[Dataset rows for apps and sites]

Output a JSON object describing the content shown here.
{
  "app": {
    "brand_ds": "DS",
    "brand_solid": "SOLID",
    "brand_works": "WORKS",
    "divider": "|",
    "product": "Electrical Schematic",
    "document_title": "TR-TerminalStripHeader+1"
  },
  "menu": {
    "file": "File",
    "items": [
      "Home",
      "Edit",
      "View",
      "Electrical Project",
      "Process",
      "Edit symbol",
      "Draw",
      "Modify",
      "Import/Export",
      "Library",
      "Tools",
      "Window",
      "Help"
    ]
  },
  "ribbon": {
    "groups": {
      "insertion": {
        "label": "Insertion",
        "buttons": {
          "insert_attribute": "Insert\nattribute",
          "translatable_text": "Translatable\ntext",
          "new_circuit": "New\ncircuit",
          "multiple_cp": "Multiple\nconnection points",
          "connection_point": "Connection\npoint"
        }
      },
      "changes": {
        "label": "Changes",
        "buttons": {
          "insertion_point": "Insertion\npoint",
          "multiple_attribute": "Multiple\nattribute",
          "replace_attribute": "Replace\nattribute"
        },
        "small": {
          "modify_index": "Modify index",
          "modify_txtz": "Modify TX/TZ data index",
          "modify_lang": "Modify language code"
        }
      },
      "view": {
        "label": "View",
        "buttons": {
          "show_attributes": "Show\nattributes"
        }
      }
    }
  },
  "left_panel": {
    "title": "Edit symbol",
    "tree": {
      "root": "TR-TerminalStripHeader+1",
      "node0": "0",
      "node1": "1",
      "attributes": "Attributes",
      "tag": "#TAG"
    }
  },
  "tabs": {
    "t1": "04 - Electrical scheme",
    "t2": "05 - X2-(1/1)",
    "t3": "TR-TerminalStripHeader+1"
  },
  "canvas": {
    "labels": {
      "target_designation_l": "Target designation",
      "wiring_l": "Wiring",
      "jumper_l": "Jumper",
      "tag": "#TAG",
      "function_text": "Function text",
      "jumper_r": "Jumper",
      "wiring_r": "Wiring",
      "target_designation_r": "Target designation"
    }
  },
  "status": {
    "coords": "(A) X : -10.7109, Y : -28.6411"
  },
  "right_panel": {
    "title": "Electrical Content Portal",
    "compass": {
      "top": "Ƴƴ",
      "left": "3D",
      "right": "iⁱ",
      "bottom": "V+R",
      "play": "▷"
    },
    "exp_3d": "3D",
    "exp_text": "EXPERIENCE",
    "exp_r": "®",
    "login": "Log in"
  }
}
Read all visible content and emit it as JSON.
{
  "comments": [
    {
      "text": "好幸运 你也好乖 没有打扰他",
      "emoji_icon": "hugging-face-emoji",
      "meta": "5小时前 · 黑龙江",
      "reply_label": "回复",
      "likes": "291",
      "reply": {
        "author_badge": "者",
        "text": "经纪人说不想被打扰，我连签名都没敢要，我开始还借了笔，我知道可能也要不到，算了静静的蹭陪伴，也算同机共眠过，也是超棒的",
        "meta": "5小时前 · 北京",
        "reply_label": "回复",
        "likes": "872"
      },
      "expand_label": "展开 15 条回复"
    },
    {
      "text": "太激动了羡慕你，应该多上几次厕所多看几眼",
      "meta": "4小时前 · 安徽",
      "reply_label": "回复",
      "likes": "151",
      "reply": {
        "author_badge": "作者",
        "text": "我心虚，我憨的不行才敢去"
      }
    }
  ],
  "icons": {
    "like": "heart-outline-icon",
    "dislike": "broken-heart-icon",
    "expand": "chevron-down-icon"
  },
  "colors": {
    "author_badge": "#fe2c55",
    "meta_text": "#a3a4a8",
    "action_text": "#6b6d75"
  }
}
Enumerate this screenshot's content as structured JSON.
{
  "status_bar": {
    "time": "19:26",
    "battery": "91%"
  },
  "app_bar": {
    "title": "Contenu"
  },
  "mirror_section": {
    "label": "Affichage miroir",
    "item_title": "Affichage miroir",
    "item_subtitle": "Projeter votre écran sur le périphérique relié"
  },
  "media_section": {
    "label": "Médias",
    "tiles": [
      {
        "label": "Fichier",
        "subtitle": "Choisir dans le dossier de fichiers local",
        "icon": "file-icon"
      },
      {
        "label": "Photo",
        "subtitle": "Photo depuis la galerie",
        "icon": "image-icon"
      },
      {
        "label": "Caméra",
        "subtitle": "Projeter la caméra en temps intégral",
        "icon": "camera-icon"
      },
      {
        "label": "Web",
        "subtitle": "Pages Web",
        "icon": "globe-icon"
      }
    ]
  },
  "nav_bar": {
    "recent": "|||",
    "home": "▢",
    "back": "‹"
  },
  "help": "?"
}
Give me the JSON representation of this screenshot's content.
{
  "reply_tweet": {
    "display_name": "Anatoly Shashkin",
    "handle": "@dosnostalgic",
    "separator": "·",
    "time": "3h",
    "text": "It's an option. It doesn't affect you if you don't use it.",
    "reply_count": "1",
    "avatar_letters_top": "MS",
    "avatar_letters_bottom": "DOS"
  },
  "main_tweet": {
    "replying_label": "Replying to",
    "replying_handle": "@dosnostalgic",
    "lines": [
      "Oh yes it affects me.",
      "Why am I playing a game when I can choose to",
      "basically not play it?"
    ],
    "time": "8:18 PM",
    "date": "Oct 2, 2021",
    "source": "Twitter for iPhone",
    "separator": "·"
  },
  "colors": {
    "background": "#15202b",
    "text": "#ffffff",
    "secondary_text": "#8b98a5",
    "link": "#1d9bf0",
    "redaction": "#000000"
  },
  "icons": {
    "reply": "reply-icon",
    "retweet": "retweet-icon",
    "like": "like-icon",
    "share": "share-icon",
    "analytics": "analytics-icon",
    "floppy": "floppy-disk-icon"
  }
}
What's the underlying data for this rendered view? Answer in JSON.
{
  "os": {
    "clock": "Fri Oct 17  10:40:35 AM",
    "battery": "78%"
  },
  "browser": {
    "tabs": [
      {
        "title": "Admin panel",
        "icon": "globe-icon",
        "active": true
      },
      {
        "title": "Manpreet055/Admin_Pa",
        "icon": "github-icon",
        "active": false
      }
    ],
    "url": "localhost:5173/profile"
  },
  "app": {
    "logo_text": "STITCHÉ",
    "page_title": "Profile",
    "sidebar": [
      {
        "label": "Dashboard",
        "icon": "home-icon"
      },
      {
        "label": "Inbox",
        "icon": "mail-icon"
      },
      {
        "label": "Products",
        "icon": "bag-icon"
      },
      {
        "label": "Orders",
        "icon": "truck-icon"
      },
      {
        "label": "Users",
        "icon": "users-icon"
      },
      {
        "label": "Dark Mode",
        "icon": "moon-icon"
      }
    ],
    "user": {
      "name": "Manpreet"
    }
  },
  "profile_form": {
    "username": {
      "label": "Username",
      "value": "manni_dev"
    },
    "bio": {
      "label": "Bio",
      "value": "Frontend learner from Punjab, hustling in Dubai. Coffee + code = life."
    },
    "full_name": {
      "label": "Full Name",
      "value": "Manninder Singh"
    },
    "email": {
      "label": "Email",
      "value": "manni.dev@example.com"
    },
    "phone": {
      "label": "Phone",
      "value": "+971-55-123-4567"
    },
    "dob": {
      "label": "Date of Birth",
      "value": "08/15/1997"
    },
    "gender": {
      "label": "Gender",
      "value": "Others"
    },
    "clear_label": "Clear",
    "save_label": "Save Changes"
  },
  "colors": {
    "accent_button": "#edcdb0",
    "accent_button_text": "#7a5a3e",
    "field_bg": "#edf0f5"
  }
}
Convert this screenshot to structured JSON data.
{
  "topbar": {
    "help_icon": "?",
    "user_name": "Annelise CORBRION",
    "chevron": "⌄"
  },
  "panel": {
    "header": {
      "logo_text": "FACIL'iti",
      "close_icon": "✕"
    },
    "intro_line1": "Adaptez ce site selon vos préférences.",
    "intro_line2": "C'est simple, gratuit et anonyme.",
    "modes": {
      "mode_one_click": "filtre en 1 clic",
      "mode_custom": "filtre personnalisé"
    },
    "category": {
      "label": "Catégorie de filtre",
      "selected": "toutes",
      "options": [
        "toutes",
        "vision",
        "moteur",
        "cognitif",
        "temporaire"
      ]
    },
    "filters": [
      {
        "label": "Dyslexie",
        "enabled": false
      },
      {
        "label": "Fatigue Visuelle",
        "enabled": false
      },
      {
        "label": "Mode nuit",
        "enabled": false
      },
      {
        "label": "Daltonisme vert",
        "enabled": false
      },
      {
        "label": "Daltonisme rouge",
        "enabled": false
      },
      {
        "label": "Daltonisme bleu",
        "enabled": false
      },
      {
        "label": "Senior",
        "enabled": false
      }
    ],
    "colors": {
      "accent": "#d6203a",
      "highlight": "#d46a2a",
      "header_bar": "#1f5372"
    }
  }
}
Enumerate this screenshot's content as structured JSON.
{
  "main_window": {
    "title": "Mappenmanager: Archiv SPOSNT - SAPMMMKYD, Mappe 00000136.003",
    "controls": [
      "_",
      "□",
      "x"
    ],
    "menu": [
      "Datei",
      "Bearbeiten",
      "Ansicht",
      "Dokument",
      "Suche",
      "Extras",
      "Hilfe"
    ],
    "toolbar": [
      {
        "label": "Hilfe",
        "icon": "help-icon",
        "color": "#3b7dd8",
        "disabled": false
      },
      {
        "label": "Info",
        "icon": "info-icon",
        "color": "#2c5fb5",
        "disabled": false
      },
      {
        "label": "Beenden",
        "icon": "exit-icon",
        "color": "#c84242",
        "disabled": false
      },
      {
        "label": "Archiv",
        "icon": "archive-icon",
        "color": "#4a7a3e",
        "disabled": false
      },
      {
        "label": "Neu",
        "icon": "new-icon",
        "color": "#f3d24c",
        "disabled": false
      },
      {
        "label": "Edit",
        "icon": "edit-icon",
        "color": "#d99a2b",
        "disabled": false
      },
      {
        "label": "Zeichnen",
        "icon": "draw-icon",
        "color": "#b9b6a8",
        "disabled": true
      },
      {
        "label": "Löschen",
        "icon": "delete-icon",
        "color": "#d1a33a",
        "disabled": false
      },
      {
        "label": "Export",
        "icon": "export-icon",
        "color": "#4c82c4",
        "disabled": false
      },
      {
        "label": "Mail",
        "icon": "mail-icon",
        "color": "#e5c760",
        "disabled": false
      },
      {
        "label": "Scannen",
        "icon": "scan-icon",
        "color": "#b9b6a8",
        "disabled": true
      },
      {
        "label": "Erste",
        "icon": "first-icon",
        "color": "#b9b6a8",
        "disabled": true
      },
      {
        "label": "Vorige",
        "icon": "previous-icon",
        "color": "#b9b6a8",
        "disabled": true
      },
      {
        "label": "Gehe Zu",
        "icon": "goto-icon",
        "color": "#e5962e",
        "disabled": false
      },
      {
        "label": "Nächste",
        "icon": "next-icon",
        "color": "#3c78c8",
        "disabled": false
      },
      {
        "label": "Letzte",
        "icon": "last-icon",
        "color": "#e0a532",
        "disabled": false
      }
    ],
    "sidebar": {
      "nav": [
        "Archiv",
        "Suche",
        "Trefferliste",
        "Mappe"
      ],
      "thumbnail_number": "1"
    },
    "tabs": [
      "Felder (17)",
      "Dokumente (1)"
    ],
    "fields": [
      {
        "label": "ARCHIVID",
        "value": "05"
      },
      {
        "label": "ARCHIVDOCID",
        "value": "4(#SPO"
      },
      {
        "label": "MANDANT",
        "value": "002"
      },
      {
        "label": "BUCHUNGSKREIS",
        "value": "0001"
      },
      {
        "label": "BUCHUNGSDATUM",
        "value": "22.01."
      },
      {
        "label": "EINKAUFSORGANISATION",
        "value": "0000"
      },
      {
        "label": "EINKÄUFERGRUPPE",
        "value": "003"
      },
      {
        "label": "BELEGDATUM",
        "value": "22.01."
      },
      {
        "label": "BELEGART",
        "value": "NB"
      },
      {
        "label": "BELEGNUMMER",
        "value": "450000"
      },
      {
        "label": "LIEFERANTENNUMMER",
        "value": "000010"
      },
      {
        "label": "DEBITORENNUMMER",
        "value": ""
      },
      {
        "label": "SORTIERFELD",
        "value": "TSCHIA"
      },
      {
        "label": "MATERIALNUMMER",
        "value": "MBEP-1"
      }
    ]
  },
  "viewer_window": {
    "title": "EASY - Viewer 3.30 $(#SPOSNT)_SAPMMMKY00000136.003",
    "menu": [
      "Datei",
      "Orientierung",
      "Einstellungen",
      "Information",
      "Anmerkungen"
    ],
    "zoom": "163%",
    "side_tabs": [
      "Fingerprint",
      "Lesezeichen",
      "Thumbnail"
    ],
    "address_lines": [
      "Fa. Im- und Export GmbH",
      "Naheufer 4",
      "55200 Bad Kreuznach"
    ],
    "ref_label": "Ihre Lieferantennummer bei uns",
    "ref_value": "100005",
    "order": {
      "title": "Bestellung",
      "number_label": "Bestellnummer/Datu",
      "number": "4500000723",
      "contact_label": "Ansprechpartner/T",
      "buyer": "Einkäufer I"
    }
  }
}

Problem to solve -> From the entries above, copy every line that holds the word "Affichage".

Written response ->
    "label": "Affichage miroir",
    "item_title": "Affichage miroir",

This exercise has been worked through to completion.